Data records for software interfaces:

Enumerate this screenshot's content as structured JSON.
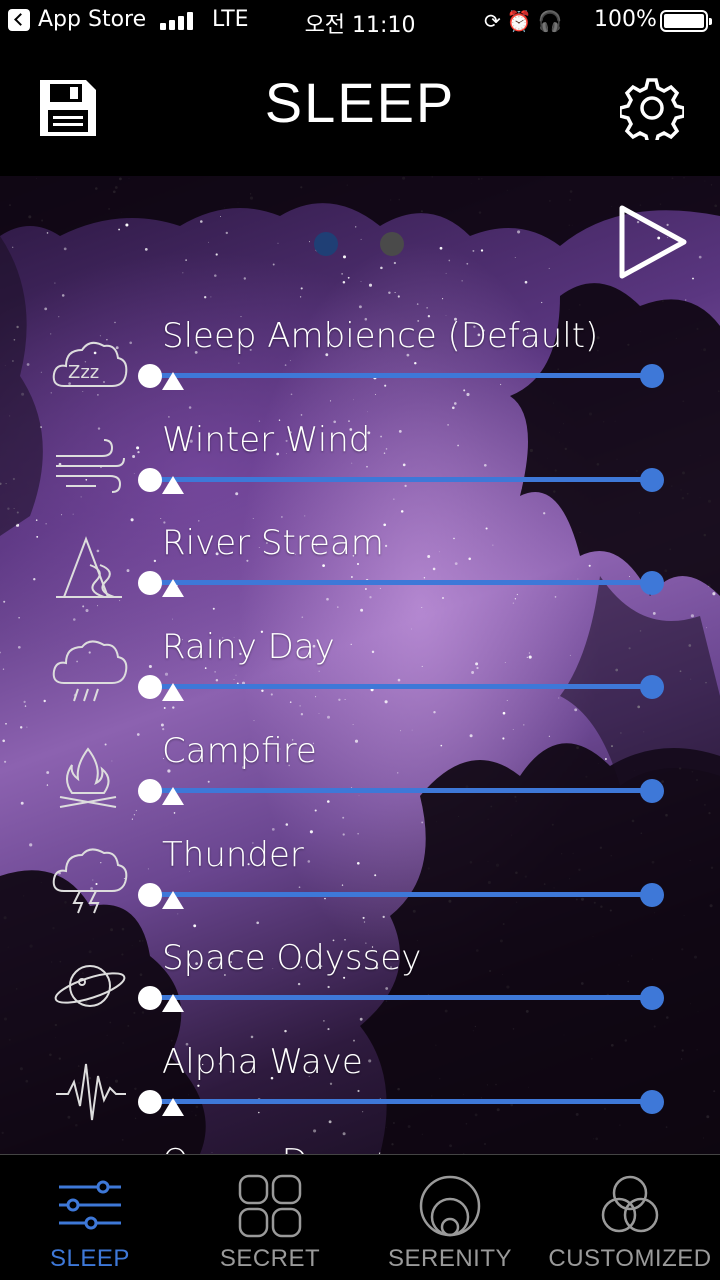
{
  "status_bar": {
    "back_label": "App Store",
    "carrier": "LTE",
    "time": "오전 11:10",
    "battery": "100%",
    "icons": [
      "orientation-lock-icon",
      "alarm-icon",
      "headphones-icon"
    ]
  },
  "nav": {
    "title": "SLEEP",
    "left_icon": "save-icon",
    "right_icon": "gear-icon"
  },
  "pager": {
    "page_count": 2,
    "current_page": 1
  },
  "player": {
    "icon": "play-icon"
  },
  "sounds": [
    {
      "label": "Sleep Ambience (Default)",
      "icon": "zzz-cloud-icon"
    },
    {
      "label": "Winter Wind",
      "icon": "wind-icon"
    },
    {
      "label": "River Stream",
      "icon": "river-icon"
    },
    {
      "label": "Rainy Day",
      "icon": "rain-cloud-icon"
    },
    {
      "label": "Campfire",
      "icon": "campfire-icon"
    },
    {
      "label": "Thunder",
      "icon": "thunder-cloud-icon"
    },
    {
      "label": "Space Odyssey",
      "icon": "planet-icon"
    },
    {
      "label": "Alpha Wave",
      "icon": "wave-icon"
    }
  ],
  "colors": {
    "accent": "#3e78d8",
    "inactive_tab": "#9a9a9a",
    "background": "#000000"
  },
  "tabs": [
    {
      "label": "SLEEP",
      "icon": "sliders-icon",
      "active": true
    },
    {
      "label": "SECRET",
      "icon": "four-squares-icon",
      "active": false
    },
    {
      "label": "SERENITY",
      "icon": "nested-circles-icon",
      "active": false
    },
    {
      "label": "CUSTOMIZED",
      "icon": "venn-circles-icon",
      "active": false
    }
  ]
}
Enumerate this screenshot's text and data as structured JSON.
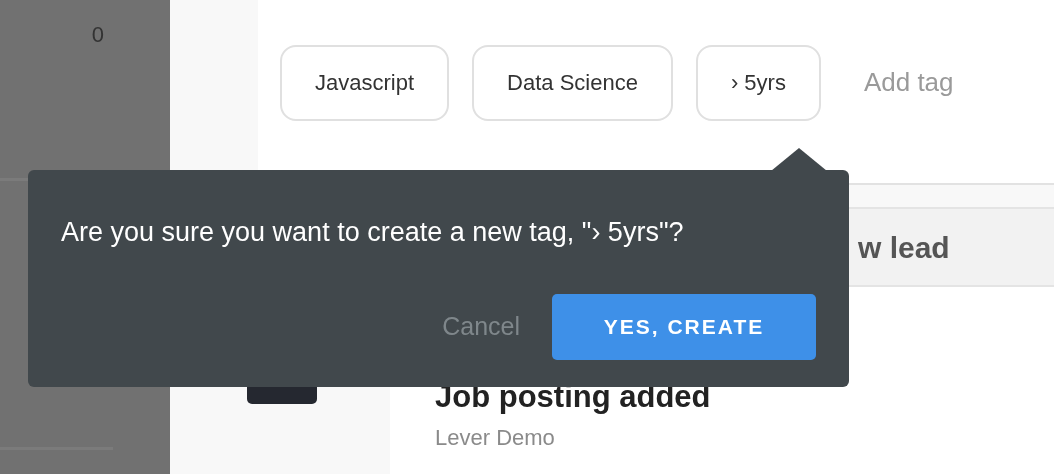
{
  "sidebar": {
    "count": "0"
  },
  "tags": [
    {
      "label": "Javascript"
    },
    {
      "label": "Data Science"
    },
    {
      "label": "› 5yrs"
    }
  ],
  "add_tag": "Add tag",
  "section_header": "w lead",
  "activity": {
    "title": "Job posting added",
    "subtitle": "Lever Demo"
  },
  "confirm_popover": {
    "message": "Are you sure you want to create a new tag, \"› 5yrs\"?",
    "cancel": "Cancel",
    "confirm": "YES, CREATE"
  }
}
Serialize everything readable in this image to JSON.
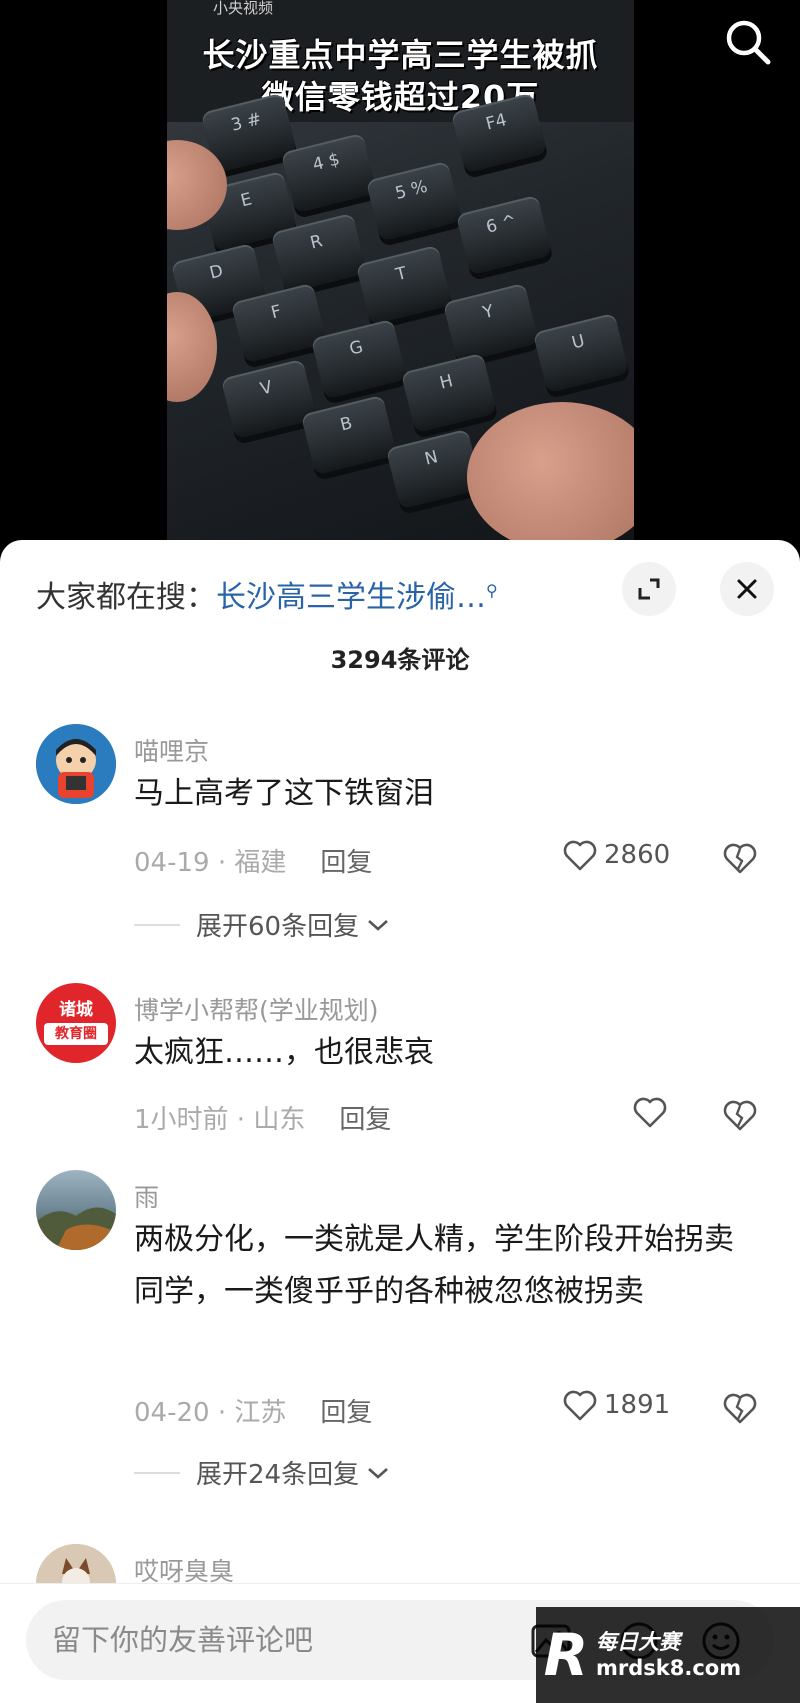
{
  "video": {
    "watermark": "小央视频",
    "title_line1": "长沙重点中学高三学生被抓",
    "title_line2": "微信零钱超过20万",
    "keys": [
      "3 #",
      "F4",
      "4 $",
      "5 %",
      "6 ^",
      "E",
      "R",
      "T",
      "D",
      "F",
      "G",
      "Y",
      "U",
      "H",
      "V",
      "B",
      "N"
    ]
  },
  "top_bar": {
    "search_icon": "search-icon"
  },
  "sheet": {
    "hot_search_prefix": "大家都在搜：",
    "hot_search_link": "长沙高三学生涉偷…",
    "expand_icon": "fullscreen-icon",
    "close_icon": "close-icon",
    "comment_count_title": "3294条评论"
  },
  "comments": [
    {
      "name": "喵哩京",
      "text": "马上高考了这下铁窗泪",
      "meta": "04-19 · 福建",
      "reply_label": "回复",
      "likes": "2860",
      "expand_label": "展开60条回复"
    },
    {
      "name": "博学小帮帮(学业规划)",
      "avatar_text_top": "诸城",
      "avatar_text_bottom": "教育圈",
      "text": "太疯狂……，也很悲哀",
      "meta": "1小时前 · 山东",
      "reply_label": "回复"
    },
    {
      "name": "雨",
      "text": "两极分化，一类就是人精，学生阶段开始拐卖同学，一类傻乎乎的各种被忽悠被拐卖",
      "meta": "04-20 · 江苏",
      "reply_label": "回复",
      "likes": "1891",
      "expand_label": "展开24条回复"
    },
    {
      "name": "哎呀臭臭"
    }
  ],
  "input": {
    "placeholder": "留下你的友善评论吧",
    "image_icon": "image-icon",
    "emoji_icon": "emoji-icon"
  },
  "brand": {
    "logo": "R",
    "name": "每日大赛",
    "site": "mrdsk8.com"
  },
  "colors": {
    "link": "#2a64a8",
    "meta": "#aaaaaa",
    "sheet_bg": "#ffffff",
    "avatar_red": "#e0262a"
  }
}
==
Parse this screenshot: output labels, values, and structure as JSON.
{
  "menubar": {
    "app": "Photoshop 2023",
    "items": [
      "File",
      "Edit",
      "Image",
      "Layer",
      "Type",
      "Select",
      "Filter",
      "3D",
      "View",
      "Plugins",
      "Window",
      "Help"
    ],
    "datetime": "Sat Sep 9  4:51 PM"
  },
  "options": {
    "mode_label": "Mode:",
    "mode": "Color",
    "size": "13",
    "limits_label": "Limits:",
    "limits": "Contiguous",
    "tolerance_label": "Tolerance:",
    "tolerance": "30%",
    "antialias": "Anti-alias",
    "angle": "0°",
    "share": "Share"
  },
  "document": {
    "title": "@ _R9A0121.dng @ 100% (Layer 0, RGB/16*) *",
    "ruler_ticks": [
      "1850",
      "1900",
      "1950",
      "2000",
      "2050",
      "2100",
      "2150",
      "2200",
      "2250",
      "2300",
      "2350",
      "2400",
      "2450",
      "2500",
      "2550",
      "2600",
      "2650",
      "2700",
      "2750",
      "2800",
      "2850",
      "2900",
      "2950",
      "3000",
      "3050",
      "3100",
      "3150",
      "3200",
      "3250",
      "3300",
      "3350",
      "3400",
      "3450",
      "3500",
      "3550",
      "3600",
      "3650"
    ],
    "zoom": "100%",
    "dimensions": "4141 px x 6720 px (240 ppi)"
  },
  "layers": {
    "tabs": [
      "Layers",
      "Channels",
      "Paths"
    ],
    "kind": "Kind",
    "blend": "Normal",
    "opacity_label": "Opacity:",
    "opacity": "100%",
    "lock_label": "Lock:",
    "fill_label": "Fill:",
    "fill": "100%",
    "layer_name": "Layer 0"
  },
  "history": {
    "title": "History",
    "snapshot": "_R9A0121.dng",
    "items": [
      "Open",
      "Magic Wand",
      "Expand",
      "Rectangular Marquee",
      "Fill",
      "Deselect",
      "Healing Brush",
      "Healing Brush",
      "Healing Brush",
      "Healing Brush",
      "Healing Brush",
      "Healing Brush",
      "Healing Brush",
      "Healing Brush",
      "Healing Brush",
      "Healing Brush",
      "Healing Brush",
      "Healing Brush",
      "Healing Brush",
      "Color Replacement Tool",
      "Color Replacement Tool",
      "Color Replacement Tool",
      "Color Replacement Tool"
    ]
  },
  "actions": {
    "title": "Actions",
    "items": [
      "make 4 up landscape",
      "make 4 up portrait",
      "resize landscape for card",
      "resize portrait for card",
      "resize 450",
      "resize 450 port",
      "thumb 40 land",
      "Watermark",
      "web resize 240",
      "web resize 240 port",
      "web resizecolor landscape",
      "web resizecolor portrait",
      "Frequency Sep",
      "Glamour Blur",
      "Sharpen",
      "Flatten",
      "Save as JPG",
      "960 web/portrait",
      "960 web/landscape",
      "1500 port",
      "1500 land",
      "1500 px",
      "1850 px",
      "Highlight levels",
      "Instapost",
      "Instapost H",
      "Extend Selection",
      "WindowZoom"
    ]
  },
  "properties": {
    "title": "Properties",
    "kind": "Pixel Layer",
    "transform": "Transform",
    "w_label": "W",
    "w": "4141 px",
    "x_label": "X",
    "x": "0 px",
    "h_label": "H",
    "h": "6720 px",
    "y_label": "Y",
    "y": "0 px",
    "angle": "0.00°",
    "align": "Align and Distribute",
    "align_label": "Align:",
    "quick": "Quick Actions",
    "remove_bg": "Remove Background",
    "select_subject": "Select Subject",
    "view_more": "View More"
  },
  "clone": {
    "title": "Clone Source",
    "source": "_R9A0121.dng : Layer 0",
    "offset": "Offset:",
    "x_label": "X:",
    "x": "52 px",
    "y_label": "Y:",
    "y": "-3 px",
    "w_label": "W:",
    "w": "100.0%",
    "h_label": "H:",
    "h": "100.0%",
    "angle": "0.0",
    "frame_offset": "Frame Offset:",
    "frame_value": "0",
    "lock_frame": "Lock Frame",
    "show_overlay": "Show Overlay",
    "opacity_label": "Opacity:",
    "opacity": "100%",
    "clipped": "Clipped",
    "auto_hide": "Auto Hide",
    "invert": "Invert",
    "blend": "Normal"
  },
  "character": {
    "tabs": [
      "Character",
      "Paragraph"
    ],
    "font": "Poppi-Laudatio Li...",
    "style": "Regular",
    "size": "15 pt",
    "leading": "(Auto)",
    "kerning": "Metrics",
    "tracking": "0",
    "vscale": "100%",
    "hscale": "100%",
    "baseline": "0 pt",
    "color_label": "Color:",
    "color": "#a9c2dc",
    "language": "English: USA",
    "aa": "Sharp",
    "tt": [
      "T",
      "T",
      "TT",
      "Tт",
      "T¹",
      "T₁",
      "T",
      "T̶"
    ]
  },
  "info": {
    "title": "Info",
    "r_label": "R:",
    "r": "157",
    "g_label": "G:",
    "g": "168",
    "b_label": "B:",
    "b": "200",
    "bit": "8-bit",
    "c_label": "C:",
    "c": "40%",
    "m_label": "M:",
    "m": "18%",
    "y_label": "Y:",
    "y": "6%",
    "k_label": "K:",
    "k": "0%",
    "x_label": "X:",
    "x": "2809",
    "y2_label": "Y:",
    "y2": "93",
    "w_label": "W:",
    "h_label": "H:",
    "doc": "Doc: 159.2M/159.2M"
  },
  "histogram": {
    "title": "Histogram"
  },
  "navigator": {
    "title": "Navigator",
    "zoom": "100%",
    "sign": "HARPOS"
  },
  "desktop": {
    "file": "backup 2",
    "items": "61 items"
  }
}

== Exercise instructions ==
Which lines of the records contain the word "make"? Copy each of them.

== Solved exercise ==
      "make 4 up landscape",
      "make 4 up portrait",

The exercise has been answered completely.